Many of the day-to-day tasks we do serve the purpose of bringing us one step closer to achieving our goals. I eat a diet comprised of fresh, whole foods, and I spend two hours a day going through a series of exercises, sets, and reps in an effort to hit personal records in the snatch and the clean and jerk. The truth is, we spend many hours doing monotonous tasks to put us in a better position for success. It is often hard to take advantage of those moments when it counts. The moments when I’m about to take a personal record attempt in training or in a competition are those I prepare for. Make it count. You never know when those opportunities will come again.
Lesson #6: Failure is an inevitable part of the process.
Teddy Roosevelt said, “It is hard to fail, but it is worse never to have tried to succeed.” No one wants to fail, except that’s the tradeoff for trying to be a success. As humans, we’re constantly trying to close the gap between what we are and what we can be. That gap is our potential. It compels us to work toward what we think we are capable of achieving. As long as we strive to merge the rift between what we are and what we can be, there is much we can learn and gain from failing. The lessons we learn from our failures are invaluable to our future successes and allow us to grow.
Lesson #7: Cultivate and nurture relationships with your competitors.
The journey is long and tough if you don’t have friends to help you along the way. The times I have trained by myself and didn’t seek out the camaraderie of fellow athletes only made me more pessimistic about what I had accomplished and what I was trying to achieve. While your toughest competitors may be your fiercest rivals, you all have a lot in common. At the elite level, you are equally talented, driven, dedicated, and passionate about the same pursuit – otherwise none of you would be there. Your competitors can learn just as much from you as you can from them. Use it to your advantage. You can make them better and they can make you better, too.

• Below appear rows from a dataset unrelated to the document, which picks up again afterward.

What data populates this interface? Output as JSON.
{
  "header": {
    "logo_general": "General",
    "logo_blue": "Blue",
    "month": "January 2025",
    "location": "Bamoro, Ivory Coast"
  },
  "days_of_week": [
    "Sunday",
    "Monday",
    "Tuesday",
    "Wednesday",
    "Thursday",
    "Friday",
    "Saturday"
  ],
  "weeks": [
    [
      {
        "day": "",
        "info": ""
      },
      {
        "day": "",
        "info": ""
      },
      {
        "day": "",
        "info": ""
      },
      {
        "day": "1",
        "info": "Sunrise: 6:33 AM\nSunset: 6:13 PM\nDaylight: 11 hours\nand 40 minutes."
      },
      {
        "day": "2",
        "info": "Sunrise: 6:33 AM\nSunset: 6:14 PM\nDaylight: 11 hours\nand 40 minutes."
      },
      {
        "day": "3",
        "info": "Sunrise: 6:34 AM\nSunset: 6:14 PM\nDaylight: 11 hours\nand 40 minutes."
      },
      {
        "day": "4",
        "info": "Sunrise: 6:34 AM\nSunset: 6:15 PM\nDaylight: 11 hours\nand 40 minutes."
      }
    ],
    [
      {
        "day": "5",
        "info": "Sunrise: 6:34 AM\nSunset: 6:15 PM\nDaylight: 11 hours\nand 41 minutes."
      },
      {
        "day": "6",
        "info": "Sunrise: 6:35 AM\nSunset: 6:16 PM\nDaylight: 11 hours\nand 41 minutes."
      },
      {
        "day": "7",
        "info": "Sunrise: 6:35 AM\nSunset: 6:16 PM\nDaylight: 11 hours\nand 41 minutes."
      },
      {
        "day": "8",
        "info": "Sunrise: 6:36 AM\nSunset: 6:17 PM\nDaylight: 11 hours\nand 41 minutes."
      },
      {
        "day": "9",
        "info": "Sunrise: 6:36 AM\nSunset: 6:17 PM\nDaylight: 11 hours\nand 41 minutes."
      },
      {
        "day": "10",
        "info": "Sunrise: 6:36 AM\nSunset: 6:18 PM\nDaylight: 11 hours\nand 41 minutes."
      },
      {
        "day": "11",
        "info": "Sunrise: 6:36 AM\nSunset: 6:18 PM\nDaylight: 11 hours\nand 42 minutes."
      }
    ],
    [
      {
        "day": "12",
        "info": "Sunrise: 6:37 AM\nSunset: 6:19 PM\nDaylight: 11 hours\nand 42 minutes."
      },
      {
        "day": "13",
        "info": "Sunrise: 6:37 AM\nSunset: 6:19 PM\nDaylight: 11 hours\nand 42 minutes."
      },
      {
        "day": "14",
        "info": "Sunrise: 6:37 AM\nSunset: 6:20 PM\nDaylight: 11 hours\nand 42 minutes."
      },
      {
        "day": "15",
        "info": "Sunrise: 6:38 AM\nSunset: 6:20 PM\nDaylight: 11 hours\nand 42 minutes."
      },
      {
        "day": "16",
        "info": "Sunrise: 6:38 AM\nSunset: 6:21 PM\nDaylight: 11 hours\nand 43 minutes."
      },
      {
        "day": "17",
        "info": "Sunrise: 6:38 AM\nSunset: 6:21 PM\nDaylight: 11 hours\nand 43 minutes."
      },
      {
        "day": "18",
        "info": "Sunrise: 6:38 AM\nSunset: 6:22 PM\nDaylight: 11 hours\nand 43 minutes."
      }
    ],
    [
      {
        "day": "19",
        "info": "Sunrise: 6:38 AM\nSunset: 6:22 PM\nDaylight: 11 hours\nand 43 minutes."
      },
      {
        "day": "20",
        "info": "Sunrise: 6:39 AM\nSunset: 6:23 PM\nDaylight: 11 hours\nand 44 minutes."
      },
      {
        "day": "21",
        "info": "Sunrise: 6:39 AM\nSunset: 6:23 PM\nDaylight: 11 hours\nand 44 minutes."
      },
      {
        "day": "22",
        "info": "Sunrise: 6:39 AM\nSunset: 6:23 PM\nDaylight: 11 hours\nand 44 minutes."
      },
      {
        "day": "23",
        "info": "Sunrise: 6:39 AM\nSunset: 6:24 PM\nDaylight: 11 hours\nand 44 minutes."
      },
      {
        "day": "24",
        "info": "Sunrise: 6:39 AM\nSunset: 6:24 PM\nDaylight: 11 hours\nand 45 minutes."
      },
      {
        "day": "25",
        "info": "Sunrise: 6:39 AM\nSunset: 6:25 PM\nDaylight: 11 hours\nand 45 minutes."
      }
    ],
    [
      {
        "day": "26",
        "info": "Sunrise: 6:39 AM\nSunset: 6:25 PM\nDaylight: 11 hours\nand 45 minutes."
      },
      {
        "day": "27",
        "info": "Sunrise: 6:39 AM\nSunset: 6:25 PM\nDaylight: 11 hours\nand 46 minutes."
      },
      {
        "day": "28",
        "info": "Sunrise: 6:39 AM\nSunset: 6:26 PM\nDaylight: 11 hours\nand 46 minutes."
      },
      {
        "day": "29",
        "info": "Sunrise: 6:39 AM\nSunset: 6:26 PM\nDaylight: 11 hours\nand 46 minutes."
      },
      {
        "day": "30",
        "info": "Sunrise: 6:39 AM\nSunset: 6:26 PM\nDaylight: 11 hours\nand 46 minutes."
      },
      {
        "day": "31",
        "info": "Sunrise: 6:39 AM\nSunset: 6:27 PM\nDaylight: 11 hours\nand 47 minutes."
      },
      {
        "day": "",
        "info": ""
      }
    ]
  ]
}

The stripped down nature of training and competition has revealed and tested my greatest strengths and flaws as a human being. The barbell and the hammer wire do not lie. Our fears and frustrations lie in these inanimate objects. We invest blood, sweat, tears, and every muscle fiber into our sport to achieve personal records. But that isn’t what ultimately defines us. It’s the friendships formed and cultivated because of a shared mutual interest in perfecting a craft. These relationships sustain our motivation and belief in our abilities and allow us to appreciate the person we have become as a result of the journey.
Photos courtesy of Shutterstock.